- **Work order**
Check each line of the records below and collect those that include the word "極端な例".
[[ Given entries, beginning ]]
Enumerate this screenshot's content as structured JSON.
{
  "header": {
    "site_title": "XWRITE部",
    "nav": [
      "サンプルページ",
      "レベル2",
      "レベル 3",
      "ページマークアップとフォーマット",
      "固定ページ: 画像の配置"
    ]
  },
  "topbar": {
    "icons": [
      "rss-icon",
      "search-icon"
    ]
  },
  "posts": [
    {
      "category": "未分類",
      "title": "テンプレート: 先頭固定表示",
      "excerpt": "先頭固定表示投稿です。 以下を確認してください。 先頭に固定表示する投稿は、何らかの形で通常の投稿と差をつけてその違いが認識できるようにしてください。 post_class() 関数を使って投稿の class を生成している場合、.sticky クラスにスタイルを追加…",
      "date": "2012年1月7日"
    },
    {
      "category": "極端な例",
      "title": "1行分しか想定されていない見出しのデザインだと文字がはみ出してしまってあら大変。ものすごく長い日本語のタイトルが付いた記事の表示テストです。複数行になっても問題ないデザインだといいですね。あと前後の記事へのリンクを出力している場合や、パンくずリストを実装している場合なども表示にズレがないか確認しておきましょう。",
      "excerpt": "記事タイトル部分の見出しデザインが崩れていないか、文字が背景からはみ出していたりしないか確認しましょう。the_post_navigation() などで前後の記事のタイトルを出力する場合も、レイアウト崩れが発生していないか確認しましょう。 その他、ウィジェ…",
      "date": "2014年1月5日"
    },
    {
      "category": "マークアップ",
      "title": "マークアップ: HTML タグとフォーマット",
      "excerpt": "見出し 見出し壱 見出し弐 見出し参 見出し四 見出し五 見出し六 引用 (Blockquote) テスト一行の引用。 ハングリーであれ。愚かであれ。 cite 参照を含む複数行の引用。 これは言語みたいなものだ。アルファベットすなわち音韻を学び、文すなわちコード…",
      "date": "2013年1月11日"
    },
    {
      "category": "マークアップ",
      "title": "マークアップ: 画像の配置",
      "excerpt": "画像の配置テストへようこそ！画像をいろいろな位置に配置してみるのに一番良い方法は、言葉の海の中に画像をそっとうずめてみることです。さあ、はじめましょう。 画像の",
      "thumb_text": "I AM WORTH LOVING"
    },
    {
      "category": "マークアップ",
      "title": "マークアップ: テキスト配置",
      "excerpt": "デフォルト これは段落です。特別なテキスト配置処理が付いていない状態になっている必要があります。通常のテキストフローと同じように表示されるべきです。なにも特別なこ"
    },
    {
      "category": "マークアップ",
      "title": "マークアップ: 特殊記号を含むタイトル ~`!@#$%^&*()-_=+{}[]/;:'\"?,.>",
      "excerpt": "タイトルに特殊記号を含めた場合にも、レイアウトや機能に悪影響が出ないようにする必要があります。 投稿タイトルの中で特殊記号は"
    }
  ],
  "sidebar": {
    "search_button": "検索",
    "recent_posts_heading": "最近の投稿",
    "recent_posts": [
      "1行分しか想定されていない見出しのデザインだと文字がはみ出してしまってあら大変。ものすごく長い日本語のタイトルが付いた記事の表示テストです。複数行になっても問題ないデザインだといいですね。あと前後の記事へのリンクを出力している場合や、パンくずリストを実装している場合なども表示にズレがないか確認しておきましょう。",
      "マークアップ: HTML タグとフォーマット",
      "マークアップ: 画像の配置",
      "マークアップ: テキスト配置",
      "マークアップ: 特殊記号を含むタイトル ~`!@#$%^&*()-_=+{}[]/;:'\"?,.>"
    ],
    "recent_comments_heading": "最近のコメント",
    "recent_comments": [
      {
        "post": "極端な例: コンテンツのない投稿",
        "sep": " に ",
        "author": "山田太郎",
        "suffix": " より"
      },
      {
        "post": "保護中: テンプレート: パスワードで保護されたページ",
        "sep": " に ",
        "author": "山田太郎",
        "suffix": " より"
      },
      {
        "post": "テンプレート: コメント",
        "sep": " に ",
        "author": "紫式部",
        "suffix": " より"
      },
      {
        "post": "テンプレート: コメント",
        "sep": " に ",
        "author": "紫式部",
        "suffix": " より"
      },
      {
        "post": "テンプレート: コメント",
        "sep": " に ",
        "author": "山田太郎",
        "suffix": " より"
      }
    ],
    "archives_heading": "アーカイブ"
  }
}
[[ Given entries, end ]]
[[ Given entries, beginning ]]
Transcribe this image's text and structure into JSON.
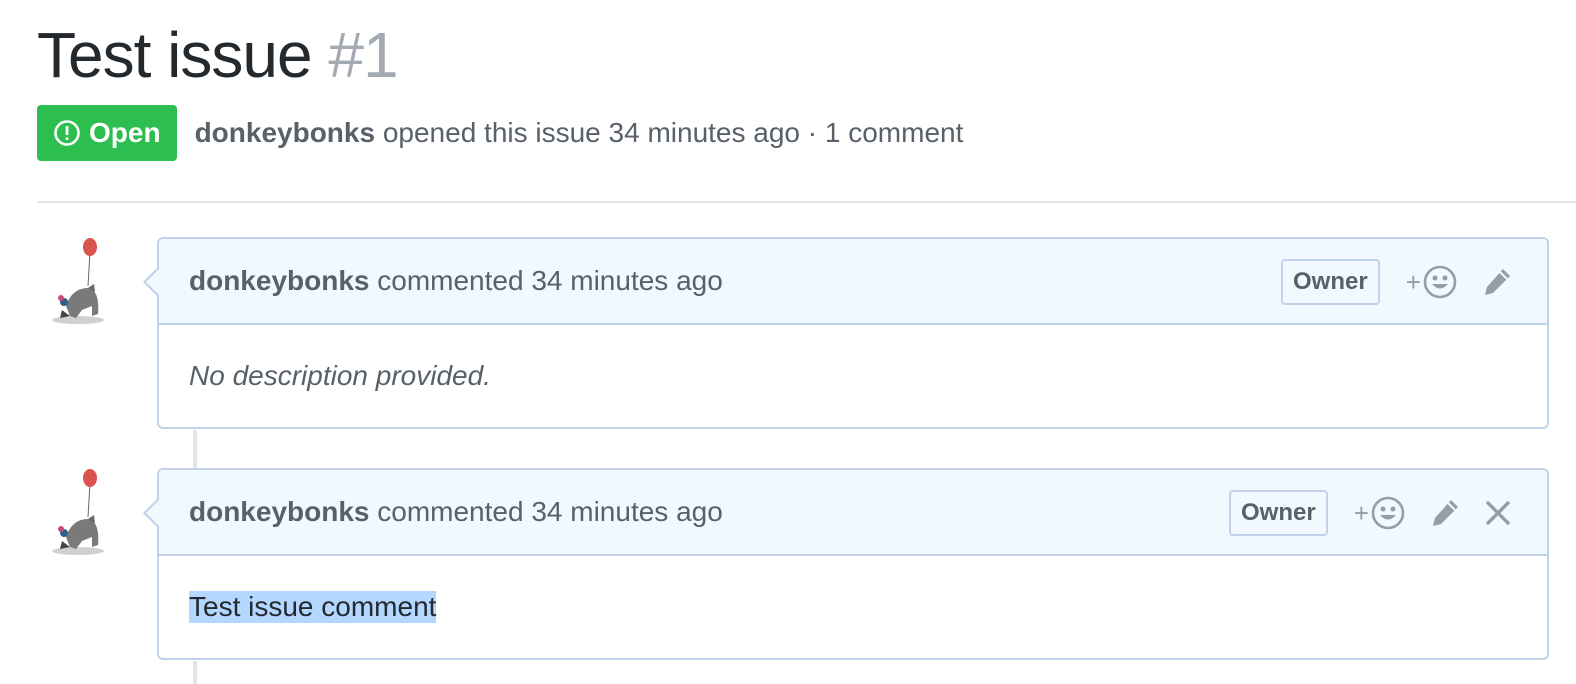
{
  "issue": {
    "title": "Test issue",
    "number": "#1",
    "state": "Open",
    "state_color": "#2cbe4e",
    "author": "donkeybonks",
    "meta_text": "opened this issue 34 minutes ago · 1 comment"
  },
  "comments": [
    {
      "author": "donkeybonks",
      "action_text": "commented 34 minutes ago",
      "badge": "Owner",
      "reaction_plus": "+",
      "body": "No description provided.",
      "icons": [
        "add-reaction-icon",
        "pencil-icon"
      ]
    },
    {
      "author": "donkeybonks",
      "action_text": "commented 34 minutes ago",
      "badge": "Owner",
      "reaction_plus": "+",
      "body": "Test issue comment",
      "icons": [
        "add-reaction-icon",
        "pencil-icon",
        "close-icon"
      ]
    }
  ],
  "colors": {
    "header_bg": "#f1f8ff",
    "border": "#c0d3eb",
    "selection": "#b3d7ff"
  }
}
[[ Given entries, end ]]
- **Exercise result**
      "category": "極端な例",
        "post": "極端な例: コンテンツのない投稿",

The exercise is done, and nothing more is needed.